But there is also goodwill and generosity of spirit in the show. Allah Made Me Funny achieves its declared purpose: to prove that Islam has a sense of humour.
- The Gaurdian UK


Still working on that hot first release.



Mohammed Amer is the newest member of the Allah Made Me Funny group, but he has a long history eliciting laughs from audiences across the globe.

Originally a Palestinian, Mohammed fled his birth country of Kuwait during the Persian Gulf War while he was 9 years old. His family eventually settled in Houston, Texas. Mohammed began to develop his comical side by impersonating family members and developed his talent in the comedy club scene.

After just a few years of stand-up comedy, Amer was performing in overseas tours through the militarys Morale, Welfare and Recreation division and Lone Wolf Entertainment & Sam Short Entertainment in Germany, Italy, Sicily, Japan, Korea, Guam and Bahrain. Upon returning, he was selected to perform at the Las Vegas Comedy Festival in 2004 alongside great stars as Wayne Newton and The Smothers Brothers. He has also toured in Europe, Australia and South Africa, and hes been extremely popular among university students in the U.S., having performed at NYU, Penn State and the University of Miami.

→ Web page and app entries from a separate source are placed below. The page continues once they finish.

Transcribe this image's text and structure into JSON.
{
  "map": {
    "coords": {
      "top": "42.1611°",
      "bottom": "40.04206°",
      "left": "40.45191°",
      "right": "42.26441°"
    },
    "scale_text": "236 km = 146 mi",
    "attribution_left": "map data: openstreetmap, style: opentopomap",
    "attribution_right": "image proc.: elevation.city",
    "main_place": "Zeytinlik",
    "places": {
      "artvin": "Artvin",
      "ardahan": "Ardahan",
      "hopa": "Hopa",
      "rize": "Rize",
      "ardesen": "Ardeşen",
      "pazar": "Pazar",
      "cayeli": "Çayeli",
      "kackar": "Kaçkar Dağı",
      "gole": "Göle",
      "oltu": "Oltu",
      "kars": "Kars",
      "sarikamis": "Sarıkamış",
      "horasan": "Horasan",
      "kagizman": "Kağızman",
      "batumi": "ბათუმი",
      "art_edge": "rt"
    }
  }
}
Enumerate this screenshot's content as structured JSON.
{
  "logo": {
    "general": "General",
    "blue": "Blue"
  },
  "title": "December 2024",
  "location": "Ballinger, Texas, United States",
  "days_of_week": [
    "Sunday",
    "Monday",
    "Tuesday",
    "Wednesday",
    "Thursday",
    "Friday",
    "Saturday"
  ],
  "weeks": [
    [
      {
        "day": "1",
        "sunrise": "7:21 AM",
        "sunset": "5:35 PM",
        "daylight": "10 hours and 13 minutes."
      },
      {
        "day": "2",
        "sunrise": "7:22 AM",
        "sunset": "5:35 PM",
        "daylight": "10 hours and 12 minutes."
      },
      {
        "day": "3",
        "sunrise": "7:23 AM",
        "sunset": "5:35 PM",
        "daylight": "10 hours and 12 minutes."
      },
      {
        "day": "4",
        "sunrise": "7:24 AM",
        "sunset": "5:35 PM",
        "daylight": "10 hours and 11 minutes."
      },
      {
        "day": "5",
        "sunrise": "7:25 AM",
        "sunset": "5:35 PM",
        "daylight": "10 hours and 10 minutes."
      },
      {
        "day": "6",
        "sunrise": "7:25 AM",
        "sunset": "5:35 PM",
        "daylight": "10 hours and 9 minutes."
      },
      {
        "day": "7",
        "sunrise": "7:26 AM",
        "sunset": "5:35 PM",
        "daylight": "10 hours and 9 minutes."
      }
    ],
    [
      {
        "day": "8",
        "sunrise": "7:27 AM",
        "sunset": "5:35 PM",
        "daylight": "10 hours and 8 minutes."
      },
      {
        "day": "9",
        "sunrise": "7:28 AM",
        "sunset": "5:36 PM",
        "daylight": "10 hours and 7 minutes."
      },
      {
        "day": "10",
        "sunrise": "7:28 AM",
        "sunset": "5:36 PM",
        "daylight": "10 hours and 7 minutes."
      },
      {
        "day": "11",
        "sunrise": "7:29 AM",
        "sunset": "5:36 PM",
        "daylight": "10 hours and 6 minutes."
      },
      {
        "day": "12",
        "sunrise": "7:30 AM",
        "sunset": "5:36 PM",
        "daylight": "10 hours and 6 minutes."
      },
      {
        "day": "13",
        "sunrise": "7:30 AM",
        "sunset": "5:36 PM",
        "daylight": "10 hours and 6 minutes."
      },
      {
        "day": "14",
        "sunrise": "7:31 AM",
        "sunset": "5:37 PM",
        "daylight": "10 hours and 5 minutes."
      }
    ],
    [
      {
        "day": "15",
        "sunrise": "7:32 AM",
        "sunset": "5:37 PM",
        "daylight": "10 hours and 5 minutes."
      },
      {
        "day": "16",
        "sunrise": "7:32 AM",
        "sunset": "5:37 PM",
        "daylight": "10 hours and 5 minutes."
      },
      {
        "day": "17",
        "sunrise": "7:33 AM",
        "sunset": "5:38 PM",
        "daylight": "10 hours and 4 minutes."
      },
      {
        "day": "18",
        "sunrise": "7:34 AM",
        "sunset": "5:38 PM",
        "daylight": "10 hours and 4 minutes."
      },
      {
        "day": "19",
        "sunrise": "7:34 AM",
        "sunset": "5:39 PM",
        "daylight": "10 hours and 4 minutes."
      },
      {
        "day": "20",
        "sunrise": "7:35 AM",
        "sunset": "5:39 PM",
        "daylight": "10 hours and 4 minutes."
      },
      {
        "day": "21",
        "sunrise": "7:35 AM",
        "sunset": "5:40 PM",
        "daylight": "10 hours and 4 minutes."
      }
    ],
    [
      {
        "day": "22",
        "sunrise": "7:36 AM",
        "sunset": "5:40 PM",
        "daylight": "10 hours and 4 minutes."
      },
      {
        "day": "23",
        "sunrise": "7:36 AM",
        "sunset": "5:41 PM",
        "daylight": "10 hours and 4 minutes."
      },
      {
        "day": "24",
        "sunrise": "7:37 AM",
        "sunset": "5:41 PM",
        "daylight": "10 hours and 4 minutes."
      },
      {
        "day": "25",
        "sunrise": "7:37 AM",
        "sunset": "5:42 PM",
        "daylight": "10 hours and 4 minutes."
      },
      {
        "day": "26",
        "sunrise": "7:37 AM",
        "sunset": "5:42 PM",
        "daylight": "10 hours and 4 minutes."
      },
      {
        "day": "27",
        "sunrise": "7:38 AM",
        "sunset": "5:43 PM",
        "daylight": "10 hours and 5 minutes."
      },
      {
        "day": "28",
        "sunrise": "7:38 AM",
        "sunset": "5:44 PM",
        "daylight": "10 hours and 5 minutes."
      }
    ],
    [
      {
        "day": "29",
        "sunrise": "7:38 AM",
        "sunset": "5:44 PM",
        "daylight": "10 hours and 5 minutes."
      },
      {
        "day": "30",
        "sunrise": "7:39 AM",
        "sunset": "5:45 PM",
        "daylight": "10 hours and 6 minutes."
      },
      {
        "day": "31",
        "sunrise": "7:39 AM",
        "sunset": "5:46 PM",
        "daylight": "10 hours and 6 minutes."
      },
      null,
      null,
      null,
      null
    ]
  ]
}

Mo, as he is sometimes called, has delivered his hilarious, energetic routine as means to bridge cultural gaps, conquer ignorance and examine his own observations about the state of the world. Instead of allowing injustices to get the best of him, he channels his frustrations into comedy and has found that laughter leads to harmony.